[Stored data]
*** Begin section ***

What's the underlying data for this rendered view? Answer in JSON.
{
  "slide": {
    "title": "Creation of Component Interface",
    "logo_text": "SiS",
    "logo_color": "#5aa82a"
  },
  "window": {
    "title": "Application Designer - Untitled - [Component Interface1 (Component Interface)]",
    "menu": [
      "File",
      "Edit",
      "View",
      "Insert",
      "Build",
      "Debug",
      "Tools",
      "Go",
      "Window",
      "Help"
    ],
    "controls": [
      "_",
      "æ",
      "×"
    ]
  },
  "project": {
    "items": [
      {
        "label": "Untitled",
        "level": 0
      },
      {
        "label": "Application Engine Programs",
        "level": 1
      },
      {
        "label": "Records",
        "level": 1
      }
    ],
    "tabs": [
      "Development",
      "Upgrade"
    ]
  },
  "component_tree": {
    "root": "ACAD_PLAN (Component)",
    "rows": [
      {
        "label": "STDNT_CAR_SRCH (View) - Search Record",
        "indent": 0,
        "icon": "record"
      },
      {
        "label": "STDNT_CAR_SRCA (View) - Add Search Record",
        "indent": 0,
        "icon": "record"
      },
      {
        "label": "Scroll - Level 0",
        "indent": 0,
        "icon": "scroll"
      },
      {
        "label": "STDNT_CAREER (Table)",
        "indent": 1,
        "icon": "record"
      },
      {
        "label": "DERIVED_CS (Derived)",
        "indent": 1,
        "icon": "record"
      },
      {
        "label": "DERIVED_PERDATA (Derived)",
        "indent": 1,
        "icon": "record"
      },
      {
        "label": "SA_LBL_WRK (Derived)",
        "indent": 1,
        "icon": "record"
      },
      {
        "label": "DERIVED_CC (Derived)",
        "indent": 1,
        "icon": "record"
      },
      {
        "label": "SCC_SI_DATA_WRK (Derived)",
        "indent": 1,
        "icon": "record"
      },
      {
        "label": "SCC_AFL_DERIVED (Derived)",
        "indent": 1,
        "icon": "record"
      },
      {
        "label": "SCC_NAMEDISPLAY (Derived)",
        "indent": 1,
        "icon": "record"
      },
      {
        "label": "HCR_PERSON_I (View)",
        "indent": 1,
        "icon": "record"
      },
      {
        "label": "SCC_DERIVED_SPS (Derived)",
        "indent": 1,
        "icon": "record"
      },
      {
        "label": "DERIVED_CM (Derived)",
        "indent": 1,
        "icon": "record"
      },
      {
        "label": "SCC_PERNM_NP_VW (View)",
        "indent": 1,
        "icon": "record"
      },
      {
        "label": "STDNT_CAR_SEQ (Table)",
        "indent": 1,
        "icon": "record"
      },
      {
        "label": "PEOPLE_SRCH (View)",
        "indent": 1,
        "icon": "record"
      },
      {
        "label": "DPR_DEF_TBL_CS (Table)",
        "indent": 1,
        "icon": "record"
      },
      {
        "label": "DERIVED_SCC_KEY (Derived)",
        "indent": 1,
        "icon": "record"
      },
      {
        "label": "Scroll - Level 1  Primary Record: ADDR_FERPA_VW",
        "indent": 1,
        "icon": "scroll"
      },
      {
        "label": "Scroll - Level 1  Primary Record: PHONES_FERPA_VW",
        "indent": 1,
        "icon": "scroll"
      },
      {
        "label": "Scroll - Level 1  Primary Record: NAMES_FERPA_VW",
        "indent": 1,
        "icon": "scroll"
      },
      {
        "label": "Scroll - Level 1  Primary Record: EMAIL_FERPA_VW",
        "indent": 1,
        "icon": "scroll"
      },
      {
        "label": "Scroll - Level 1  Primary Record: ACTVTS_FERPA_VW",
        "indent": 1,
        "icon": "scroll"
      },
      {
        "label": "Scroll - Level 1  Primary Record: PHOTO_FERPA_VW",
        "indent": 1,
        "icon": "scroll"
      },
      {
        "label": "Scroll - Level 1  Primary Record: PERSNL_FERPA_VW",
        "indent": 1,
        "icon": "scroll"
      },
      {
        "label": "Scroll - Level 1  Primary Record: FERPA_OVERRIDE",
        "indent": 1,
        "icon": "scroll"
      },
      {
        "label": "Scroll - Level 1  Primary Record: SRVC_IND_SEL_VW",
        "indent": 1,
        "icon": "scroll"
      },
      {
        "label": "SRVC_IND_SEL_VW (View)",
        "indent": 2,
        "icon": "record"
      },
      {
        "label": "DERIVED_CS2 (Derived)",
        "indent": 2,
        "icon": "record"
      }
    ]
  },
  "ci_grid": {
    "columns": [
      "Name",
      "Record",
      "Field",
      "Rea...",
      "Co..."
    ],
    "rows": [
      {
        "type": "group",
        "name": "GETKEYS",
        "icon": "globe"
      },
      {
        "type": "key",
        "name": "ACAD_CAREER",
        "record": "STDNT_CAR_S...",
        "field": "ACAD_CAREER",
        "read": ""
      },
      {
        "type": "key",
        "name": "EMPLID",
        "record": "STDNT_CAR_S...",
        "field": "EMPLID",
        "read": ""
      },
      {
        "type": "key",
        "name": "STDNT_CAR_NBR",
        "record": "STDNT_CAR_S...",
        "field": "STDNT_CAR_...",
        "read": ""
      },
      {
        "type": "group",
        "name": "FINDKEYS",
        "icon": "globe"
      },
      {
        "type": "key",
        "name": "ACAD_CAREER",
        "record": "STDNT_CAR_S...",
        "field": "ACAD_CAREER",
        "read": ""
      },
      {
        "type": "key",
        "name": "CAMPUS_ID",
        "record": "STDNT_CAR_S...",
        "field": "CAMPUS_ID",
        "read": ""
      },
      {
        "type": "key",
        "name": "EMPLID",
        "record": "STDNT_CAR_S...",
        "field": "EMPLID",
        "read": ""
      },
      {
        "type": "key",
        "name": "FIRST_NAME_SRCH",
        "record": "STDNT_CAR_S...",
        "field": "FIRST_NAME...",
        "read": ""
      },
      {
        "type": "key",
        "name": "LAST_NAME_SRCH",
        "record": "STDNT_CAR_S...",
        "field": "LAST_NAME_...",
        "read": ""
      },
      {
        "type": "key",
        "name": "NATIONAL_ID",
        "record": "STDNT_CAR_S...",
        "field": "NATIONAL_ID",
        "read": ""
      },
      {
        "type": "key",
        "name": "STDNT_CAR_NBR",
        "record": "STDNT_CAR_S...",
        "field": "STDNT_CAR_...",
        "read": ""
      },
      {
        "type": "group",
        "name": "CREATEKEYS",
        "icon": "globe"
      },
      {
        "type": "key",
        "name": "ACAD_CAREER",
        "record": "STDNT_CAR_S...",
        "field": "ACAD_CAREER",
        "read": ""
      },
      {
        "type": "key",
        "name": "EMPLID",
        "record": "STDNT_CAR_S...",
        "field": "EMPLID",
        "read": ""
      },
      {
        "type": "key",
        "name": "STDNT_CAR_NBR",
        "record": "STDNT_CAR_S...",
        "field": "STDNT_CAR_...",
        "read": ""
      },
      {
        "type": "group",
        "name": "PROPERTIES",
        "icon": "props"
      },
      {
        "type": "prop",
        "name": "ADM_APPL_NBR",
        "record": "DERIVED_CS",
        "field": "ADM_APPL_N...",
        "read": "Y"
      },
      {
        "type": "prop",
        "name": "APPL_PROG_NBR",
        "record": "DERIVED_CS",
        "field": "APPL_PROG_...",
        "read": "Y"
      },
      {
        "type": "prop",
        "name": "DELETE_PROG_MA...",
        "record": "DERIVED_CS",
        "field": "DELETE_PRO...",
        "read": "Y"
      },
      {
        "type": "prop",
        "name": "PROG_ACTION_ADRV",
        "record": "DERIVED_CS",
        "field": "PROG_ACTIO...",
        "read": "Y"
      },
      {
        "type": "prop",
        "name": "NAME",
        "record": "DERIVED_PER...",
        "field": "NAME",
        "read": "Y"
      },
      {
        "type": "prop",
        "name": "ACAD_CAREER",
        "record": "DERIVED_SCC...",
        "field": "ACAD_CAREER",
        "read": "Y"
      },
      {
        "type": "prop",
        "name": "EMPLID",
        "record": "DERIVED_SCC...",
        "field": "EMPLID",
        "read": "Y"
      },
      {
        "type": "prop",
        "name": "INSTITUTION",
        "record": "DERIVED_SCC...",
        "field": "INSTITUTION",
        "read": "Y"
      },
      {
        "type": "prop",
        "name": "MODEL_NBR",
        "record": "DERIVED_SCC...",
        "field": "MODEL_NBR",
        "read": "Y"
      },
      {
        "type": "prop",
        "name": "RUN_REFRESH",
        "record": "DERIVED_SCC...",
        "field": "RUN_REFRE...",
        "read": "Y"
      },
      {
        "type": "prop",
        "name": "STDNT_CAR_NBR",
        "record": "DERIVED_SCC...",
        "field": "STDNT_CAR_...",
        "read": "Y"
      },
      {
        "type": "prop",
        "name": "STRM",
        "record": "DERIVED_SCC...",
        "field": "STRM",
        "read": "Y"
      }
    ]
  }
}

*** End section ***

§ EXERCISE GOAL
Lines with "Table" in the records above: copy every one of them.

§ ANSWER FOR THIS EXERCISE
        "label": "STDNT_CAREER (Table)",
        "label": "STDNT_CAR_SEQ (Table)",
        "label": "DPR_DEF_TBL_CS (Table)",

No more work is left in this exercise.